The season of love has arrived and whether you’re in a committed relationship or not, our hope is that you don’t get swindled by any catfishing or phishing cons this February 14th. Though our expertise does not lie with the former, we are here to help keep you off the hook of email phishing scams with some tips and tricks to keep your inboxes, and hearts, safe.

Phishing is when an attacker impersonates a legitimate company or business in order to steal sensitive information. By disguising themselves as a colleague or brand you trust, they try to trick you into taking the bait and clicking a malicious link or attachment. Though many of these hackers are quite so-fish-ticated, you don’t have to be a brain sturgeon to catch on to their ways and avoid turtle disaster. (I know, these puns are o-fish-ally a-trout-cious).

Look out for weird email domains.

Most organizations, except some small shops, that communicate with you through marketing and service emails will have their own email domain and company accounts. Don’t just look at the name of who it is sending the email, but check out the from email address. Not even Google will send you an email from a public email address such as “@gmail.com.” Similar to experienced online daters, hackers are often skilled at making a good first impression, so double check the address to make sure the domain name comes after the “@” symbol and that no alterations such as extra letters or numbers have been added. If something looks a bit fishy, it probably is.laptop illustration pointing out an email with a weird email domain

Say my name.

Most businesses that you have an account with will probably have your name. Don’t be koi, we know you thought it was cute when your new flame referred to you as “bae” for the first time, but let’s just wave that red flag if your email greets you in similar generic terms such as “account holder,” “customer,” or even your verbatim email address instead of a first name or more personalized salutation.laptop illustration with email greeting you as BooBear

These hackers must be krilling me if they think I’m going to fall for an email that addresses me as “Sir/Madam.”

Check they’re there their grammar.

If you’ve ever dabbled in online dating, you’ve most likely experienced at least one budding relationship come to a quick end over an improper use of “your.” Please carry that lesson straight to your inbox. Emails from real companies betta be well-written with proper grammar and spelling, or else their copywriters will reel-y be herring it.laptop illustrating your vs you're grammatical mistake

Are they URGENTLY requesting sensitive information via email?

Holy shrimp, this scampi happening! Scare tactics are often used in phishing emails. Hackers create a sense of urgency, often citing problems with an account or payment information or a limited time to claim a prize. By inciting a sense of panic and/or urging people to take action quickly, people are more likely to swim right into the trap and are less likely to recognize that something might not be right.

Legitimate companies won’t ask you to provide sensitive information through an email link.
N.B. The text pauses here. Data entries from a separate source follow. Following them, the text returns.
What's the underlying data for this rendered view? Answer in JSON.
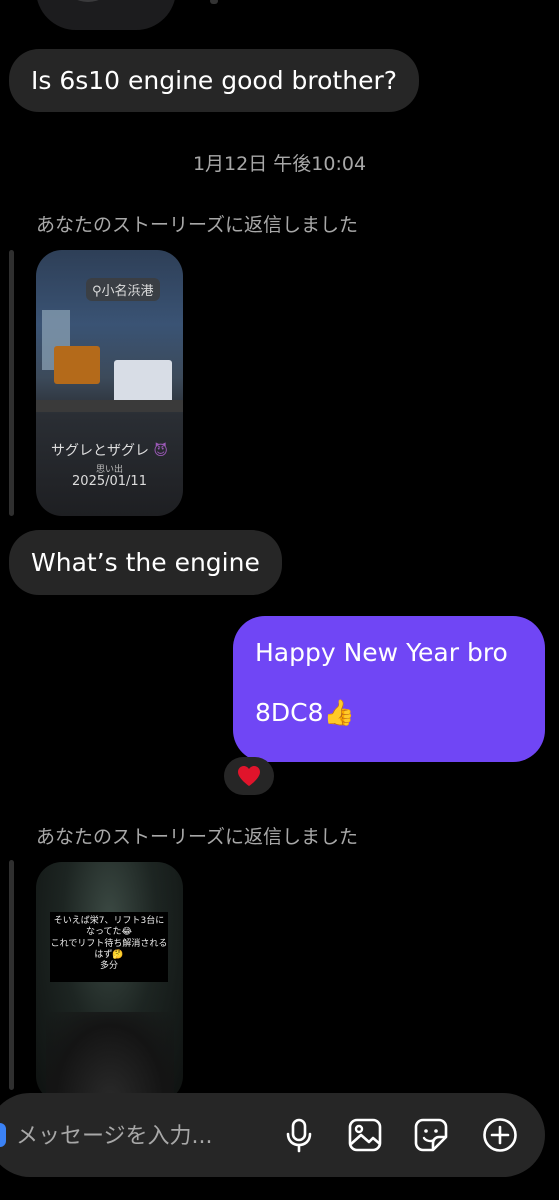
{
  "messages": {
    "first_incoming": "Is 6s10 engine good brother?",
    "timestamp": "1月12日 午後10:04",
    "story_reply_label_1": "あなたのストーリーズに返信しました",
    "story1": {
      "location": "小名浜港",
      "caption": "サグレとザグレ",
      "sub": "思い出",
      "date": "2025/01/11"
    },
    "second_incoming": "What’s the engine",
    "outgoing": {
      "line1": "Happy New Year bro",
      "line2": "8DC8👍"
    },
    "reaction": "heart",
    "story_reply_label_2": "あなたのストーリーズに返信しました",
    "story2": {
      "text": "そいえば栄7、リフト3台になってた😂\nこれでリフト待ち解消される\nはず🤔\n多分"
    }
  },
  "composer": {
    "placeholder": "メッセージを入力..."
  },
  "colors": {
    "background": "#000000",
    "incoming_bubble": "#262626",
    "outgoing_bubble": "#7046f5",
    "heart": "#e0142b"
  },
  "icons": [
    "microphone-icon",
    "image-icon",
    "sticker-icon",
    "plus-circle-icon",
    "heart-icon"
  ]
}
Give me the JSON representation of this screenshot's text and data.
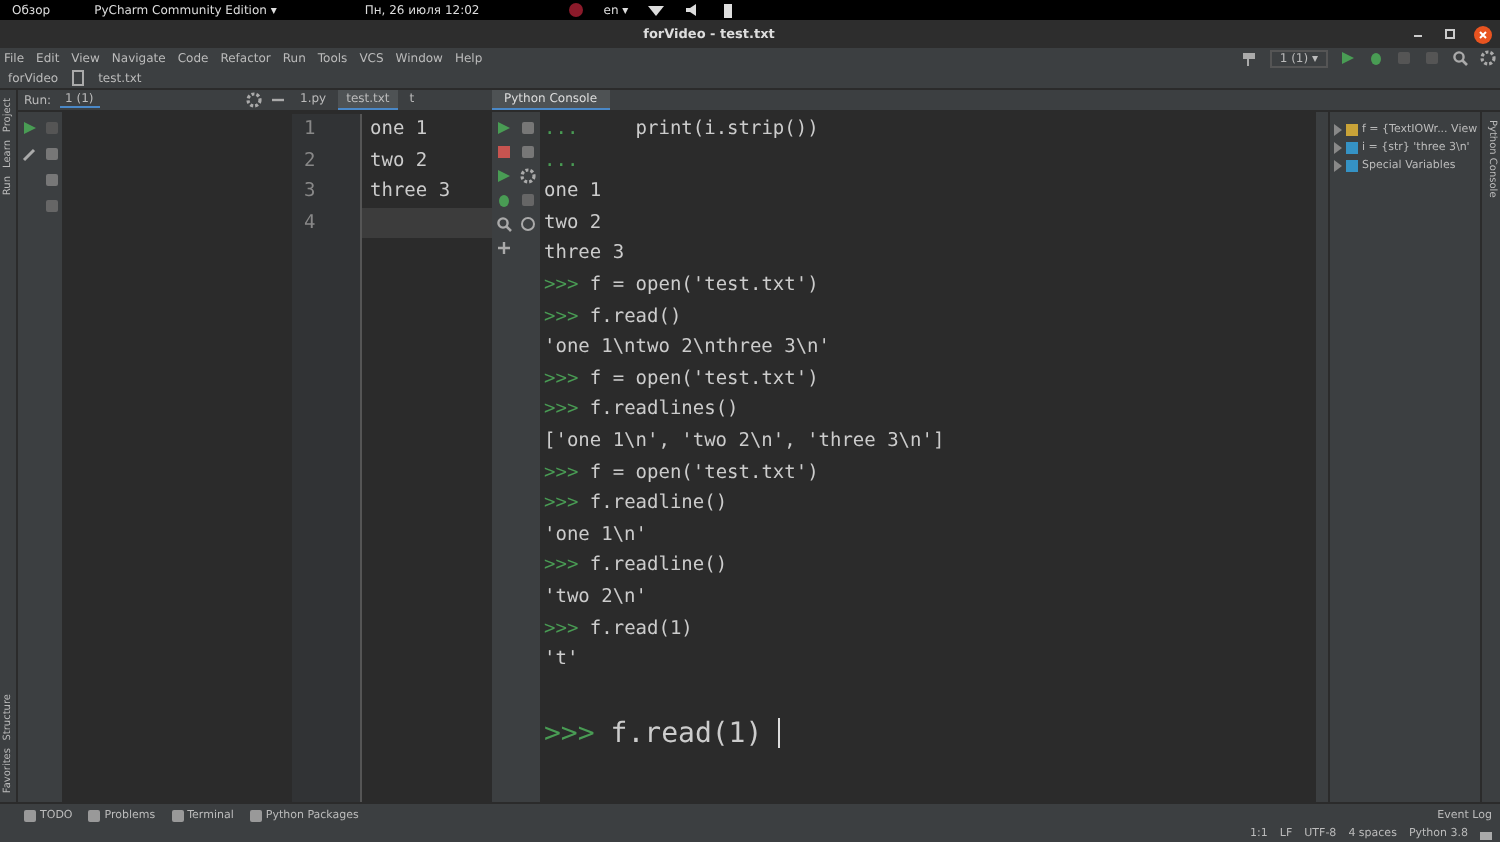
{
  "os_bar": {
    "activities": "Обзор",
    "app_menu": "PyCharm Community Edition ▾",
    "clock": "Пн, 26 июля 12:02",
    "language": "en ▾"
  },
  "window": {
    "title": "forVideo - test.txt"
  },
  "menu": [
    "File",
    "Edit",
    "View",
    "Navigate",
    "Code",
    "Refactor",
    "Run",
    "Tools",
    "VCS",
    "Window",
    "Help"
  ],
  "run_config": "1 (1) ▾",
  "breadcrumbs": [
    "forVideo",
    "test.txt"
  ],
  "left_strip": {
    "top": [
      "Project",
      "Learn",
      "Run"
    ],
    "bottom": [
      "Structure",
      "Favorites"
    ]
  },
  "run_panel": {
    "label": "Run:",
    "tab": "1 (1)"
  },
  "editor": {
    "tabs": [
      {
        "label": "1.py",
        "selected": false
      },
      {
        "label": "test.txt",
        "selected": true
      },
      {
        "label": "t",
        "selected": false
      }
    ],
    "lines": [
      {
        "number": "1",
        "text": "one 1",
        "current": false
      },
      {
        "number": "2",
        "text": "two 2",
        "current": false
      },
      {
        "number": "3",
        "text": "three 3",
        "current": false
      },
      {
        "number": "4",
        "current": true
      }
    ]
  },
  "console": {
    "tab": "Python Console",
    "lines": [
      {
        "kind": "continuation",
        "prompt": "...",
        "code": "    print(i.strip())"
      },
      {
        "kind": "continuation",
        "prompt": "..."
      },
      {
        "kind": "output",
        "text": "one 1"
      },
      {
        "kind": "output",
        "text": "two 2"
      },
      {
        "kind": "output",
        "text": "three 3"
      },
      {
        "kind": "prompt",
        "prompt": ">>>",
        "code": "f = open('test.txt')"
      },
      {
        "kind": "prompt",
        "prompt": ">>>",
        "code": "f.read()"
      },
      {
        "kind": "output",
        "text": "'one 1\\ntwo 2\\nthree 3\\n'"
      },
      {
        "kind": "prompt",
        "prompt": ">>>",
        "code": "f = open('test.txt')"
      },
      {
        "kind": "prompt",
        "prompt": ">>>",
        "code": "f.readlines()"
      },
      {
        "kind": "output",
        "text": "['one 1\\n', 'two 2\\n', 'three 3\\n']"
      },
      {
        "kind": "prompt",
        "prompt": ">>>",
        "code": "f = open('test.txt')"
      },
      {
        "kind": "prompt",
        "prompt": ">>>",
        "code": "f.readline()"
      },
      {
        "kind": "output",
        "text": "'one 1\\n'"
      },
      {
        "kind": "prompt",
        "prompt": ">>>",
        "code": "f.readline()"
      },
      {
        "kind": "output",
        "text": "'two 2\\n'"
      },
      {
        "kind": "prompt",
        "prompt": ">>>",
        "code": "f.read(1)"
      },
      {
        "kind": "output",
        "text": "'t'"
      }
    ],
    "input": {
      "prompt": ">>>",
      "value": "f.read(1)"
    }
  },
  "variables": [
    {
      "kind": "object",
      "text": "f = {TextIOWr... View"
    },
    {
      "kind": "string",
      "text": "i = {str} 'three 3\\n'"
    },
    {
      "kind": "special",
      "text": "Special Variables"
    }
  ],
  "right_strip": "Python Console",
  "bottom_tabs": [
    "TODO",
    "Problems",
    "Terminal",
    "Python Packages"
  ],
  "event_log": "Event Log",
  "status": [
    "1:1",
    "LF",
    "UTF-8",
    "4 spaces",
    "Python 3.8"
  ]
}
Instead, if you need to update or check secure information, do so by navigating directly to the site and logging in from there (using multi-factor authentication if possible).

Check all URLs before clicking.

Similar to how a pair of sunglasses or an Instagram filter can make you question if the person sitting across from you is the same person as in their profile picture, phishing URLs know how to undergo a glow up as well. Before clicking on those enticing CTA buttons or hyperlinks, verify the URL by hovering over the link or right clicking and copying the link address into a notepad. Don’t get schooled by these hackers. The domain of links from a real company will match the purported company domain.

Unsolicited attachments.

Nobody likes a stage-five clinger, nor do we appreciate random attachments in our emails. Real companies will direct you to their site to download documents or files, not include invoices or coupons for download in their emails. Don’t let an unrequested attachment become your nemo-sis. Clinginess like this is a clear sign to cut them loose.

Although the internet is a place where any-fin is possible these days, follow these tips to keep your friends close, anemones closer, and inboxes safe from phishing scams. We wish you all a Happy Valentine’s Day, octopi-ed with lots of love and legitimate emails! (Once again, sorry for going overboard with the puns.)